the fact that the man who shot James Brady and tried to assassinate President
Reagan has been out walking the streets on furlough.
November 27, 2002
Gun control myths: part II
Talking facts to gun control zealots is only likely to make them angry. But the rest of us need to know what the facts are. More than that, we need to know that much of what the gun controllers claim as facts will not stand up under scrutiny.
The grand dogma of the gun controllers is that places with severe restrictions on the ownership of firearms have lower rates of murder and other gun crimes. How do they prove this? Simple. They make comparisons of places where this is true and ignore all comparisons of places where the opposite is true.
Gun control zealots compare the United States and England to show that murder rates are lower where restrictions on ownership of firearms are more severe. But you could just as easily compare Switzerland and Germany, the Swiss having lower murder rates than the Germans, even though gun ownership is three times higher in Switzerland. Other countries with high rates of gun ownership and low murder rates include Israel, New Zealand and Finland.

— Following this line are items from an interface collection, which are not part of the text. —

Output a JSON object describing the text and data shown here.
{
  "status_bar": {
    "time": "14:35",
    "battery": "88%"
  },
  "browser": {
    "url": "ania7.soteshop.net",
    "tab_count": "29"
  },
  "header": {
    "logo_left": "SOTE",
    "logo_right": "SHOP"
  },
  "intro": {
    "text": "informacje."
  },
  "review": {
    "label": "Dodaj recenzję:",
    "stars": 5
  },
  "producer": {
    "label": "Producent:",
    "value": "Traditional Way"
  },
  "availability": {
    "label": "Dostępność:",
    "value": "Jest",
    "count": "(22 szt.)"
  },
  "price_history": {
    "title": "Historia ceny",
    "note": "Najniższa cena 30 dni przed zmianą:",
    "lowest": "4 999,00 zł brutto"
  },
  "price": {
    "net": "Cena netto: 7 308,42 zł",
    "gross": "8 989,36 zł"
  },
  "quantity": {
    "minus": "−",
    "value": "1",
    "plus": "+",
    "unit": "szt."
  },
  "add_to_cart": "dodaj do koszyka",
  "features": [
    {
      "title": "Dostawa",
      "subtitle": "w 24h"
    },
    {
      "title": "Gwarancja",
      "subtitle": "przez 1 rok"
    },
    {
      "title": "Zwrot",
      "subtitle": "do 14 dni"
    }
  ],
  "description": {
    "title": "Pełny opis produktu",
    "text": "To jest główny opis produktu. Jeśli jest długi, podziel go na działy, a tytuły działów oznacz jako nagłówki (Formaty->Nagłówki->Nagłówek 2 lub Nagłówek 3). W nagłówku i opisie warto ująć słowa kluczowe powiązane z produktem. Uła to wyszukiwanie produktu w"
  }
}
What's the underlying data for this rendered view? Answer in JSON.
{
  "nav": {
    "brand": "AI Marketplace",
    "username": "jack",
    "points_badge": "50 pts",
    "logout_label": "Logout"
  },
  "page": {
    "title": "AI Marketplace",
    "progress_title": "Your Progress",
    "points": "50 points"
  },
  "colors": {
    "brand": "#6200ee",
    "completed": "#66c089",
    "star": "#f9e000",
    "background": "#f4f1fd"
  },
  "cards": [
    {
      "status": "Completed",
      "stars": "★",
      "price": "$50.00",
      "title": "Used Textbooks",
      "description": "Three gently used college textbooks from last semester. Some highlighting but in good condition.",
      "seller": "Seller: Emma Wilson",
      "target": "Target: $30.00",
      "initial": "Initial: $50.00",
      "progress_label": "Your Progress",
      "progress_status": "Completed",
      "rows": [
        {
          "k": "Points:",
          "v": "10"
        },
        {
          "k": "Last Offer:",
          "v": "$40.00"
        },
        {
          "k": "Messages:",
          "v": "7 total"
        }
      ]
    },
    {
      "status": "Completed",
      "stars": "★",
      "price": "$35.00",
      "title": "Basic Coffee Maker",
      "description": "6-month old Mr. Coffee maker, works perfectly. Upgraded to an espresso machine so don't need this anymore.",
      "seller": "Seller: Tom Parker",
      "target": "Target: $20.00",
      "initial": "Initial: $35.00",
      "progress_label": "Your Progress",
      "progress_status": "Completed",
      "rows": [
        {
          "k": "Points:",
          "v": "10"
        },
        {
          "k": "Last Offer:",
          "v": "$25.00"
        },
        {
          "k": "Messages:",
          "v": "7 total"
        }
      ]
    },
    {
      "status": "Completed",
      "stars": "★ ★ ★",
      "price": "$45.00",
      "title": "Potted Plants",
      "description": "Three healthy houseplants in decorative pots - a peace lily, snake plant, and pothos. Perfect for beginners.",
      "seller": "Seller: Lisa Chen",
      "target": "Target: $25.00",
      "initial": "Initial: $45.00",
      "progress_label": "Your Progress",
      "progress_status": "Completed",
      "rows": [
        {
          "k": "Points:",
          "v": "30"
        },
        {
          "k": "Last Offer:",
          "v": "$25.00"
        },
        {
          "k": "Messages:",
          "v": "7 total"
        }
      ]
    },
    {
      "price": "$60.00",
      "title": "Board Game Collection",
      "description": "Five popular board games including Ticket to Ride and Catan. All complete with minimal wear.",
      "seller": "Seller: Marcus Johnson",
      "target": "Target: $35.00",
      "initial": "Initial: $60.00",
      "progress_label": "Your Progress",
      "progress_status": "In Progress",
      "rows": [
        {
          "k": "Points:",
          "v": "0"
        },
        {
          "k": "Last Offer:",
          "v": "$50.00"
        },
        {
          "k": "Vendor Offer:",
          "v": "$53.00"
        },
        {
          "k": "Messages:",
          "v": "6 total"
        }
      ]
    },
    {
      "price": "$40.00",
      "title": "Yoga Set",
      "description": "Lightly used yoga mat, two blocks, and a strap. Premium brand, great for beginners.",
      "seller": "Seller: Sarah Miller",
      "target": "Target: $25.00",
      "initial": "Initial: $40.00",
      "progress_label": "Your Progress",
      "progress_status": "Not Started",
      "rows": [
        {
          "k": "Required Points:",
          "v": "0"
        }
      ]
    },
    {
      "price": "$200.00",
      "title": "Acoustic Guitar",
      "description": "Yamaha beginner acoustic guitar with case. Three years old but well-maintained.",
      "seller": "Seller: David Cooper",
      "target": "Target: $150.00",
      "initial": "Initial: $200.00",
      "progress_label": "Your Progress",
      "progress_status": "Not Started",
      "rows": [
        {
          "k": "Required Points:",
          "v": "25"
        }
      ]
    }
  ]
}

Within the United States, rural areas have higher rates of gun ownership and lower rates of murder, whites have higher rates of gun ownership than blacks and much lower murder rates. For the country as a whole, handgun ownership doubled in the late 20th century, while the murder rate went down. But such facts are not mentioned by gun control zealots or by the liberal media.
Another dogma among gun control supporters is that having a gun in the home for self-defense is futile and is only likely to increase the chances of your getting hurt or killed. Your best bet is to offer no resistance to an intruder, according to this dogma.
Actual research tells just the opposite story. People who have not resisted have gotten hurt twice as often as people who resisted with a firearm. Those who resisted without a firearm of course got hurt the most often.
Such facts are simply ignored by gun control zealots. They prefer to cite a study published some years ago in the New England Journal of Medicine and demolished by a number of scholars since then. According to this discredited study, people with guns in their homes were more likely to be murdered.
How did they arrive at this conclusion? By taking people who were murdered in their homes, finding out how many had guns in the house, and then comparing them with people who were not murdered in their homes.
Using similar reasoning, you might be able to show that people who hire bodyguards are more likely to get killed than people who don't. Obviously, people who hire bodyguards already feel at risk, but does that mean that the bodyguards are the reason for the risk?
Similarly illogical reasoning has been used by counting how many intruders were killed by homeowners with guns and comparing that with the number of family members killed with those guns. But this is a nonsense comparison because most people who keep guns in their homes do not do so in hopes of killing intruders.
Most uses of guns in self-defense -- whether in the home or elsewhere -- do not involve actually pulling the trigger. When the intended victim turns out to have a gun in his hand, the attacker usually has enough brains to back off. But the lives saved this way do not get counted.
People killed at home by family members are highly atypical. The great majority of these victims have had to call the police to their homes before, because of domestic violence, and just over half have had the cops out several times. These are not just ordinary people who happened to lose their temper when a gun was at hand.
Neither are most "children" who are killed by guns just toddlers who happened to find a loaded weapon lying around. More of those "children" are members of teenage criminal gangs who kill each other deliberately.
Some small children do in fact get accidentally killed by guns in the home -- but fewer than drown in bathtubs. Is anyone for banning bathtubs? Moreover, the number of fatal gun accidents fell, over the years, while the number of guns was increasing by tens of millions. None of this supports the assumption that more guns mean more fatal accidents.
Most of the gun controllers' arguments are a house of cards.
No wonder they don't want any hard facts coming near them.